At the beginning of this piece, I explained that I had to include three seminal live albums from James Brown. This is in spite of the fact that I don’t usually include live releases, good or great as they might be, because they aren’t always distinct enough to be included in a “canon.” That is not the case with three of Brown’s many live records, of which SEX MACHINE is the worst but still better than anything else Brown offered from within the studio. I also wrote at some point that I can’t necessarily pinpoint what albums the short-lived original J.B.’s played on, but I know for sure they played on SEX MACHINE. If that’s all they did, they would deserve to live on in fame. SEX MACHINE is the real flashpoint of funk style as we now define it, 64 minutes of jamming, constant beats, blaring horns, and Brown’s raspy, screaming voice. My bias against long, jam-style tracks on albums can really be traced to prog rock or other genres, but even within Brown’s brand of funk, the seemingly never-ending repetition of a few hooks or groove can get tiresome. That is not the case with SEX MACHINE, which is one of those rare live albums that truly channels the energy of a big room in which a bunch of really talented musicians are playing.

Favorite track: “Try Me”

LIVE AT THE APOLLO is the favorite for the best James Brown album, regardless of classification by studio, compilation, or live. It does reside, however, in the latter category, and its success as such led Brown to include crowd sounds on quite a few studio records that followed it. But LIVE AT THE APOLLO itself is incredible because, unlike live albums from numerous artists which followed it, it captures the live energy while not rambling out into overstaying its welcome. The versions of the songs found on LIVE AT THE APOLLO are almost always the best ones to be found anywhere by James Brown, including “Try Me,” and the extended “Lost Someone” and medley of various Brown hits are also standouts. Although it would be a short show at only 30 minutes long, LIVE AT THE APOLLO accomplishes the feat of feeling like a concert, with songs that perfectly flow into each other and demonstrate the pinnacle of soulful R&B quality.

Favorite track: “Cold Sweat”

But surprising even me, I think LIVE AT THE APOLLO, VOLUME II is better than its predecessor.
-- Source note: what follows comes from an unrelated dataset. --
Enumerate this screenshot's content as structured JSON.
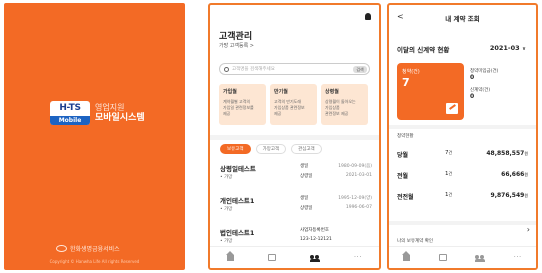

LIVE AT THE APOLLO is the tighter record, but in debuting the live energy that would define SEX MACHINE with the songs that proved themselves on many, many records before (including the first LIVE AT THE APOLLO), VOLUME II just wows. I’ve used the word “groove” a bunch so far, probably too many times, but LIVE AT THE APOLLO, VOLUME II proceeds with such power that I did feel like I fell into a groove listening to it. It was like the album was carrying me through this brilliant sonic-scape with all the skill that James Brown’s prodigious talent would allow. LIVE AT THE APOLLO, VOLUME II not only offers tremendous renditions of James Brown’s best songs, it also provides exposure to the character of the musician. You hear the reason why he was called The Godfather of Soul, or Mr. Dynamite, or whatever other epithets he egotistically encouraged (or outright created). But listen to LIVE AT THE APOLLO, VOLUME II, and if you’re like me, you may come out thinking he deserved them.

I write about movies, music, video games, and more.

I write about movies, music, video games, and more.